The second recommendation called for the provision of graphical weather products on the Direct User Access Terminal System (DUATS), on the Internet and to commercial vendors. At the time of our study, the NWS was in the process of implementing the Alaska Aviation Weather Unit. The unit was to produce weather graphics specially tailored for aviation in Alaska and disseminate the products to the NWS and AFSS offices. The graphics represented a major improvement over what was currently available and the Board felt that the graphics should receive wider dissemination to the flying community. Since then, the NWS has provided the graphics over the Internet and the FAA will incorporate them into the DUAT portion of the Operational and Supportability Implementation System (OASIS) next year.
The third recommendation asked the NWS and the FAA to evaluate the technical feasibility and aviation safety benefits of remote color video weather observing systems. There has been ongoing interest in video observing systems in Alaska for the last 20 years. The Canadians, however, have been far more successful in implementing video technology to provide supplementary information for automated weather observation sites or information about specific phenomena at non-airport locations. We have been informed by the NWS that a national test program is underway to evaluate the benefits of remote color video systems with one of the systems installed here in Alaska.
We are pleased to learn that Senator Stevens has been able to secure funding for four additional video systems and that the FAA is currently conducting site evaluations for their implementation. We also urge the FAA to continue to work with Alascom to make their remote video network available to the Alaskan aviation community.
Finally, the fourth recommendation asked the Weather Service to revise its policies to provide mike-in-hand radio service for aviation weather information at NWS and contract weather offices. We regret that in this age of budgetary difficulties, forcing many to have to do more with less, the NWS refused to consider allowing its personnel to provide this added service to pilots in Alaska.

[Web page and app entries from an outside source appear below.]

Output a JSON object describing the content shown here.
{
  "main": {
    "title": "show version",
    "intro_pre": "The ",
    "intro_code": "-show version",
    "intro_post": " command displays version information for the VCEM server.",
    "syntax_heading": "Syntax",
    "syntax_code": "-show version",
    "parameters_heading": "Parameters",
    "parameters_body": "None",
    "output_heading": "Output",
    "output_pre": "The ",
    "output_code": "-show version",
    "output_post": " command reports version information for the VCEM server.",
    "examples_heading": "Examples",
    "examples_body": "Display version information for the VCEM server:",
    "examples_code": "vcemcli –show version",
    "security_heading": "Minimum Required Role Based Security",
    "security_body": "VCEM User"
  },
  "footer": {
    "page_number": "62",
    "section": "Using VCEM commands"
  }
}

In addition to the mike-in-hand recommendation addressed to the NWS, the safety study recommended that the state of Alaska establish a training program to enable mike-in-hand, also called near real-time, reports of airport conditions by designated state and contractual airport maintenance personnel. The state has taken several actions to date, including providing radios to operators of snow removal equipment at airports with the highest traffic volume, developing new radio procedures for these operators, and providing training in the new procedures. These are significant first steps.
The Board’s primary objective was to improve the timeliness and accuracy of airport condition reports at the far more numerous small village airports. We are pleased that the state is taking additional action to fulfill the intent of this recommendation through its participation in the "near NOTAM" program and to continue its program of radio acquisition.
In closing, I’m sure you will agree with me that Thomas Jefferson might have described our missions best when he said, "The care of human life and happiness is the first and only legitimate object of good government." This is how all of us responsible for the safety of our citizens should view our jobs. I commend the National Weather Service for all it has done to give the pilots of Alaska, and of the nation at large, the information they need to provide safe and efficient transportation. And I commend all of you for attending this conference and for your work in this important area.
I thank you for your attention. May we have a safe remainder of 1998.
Jim Hall's Speeches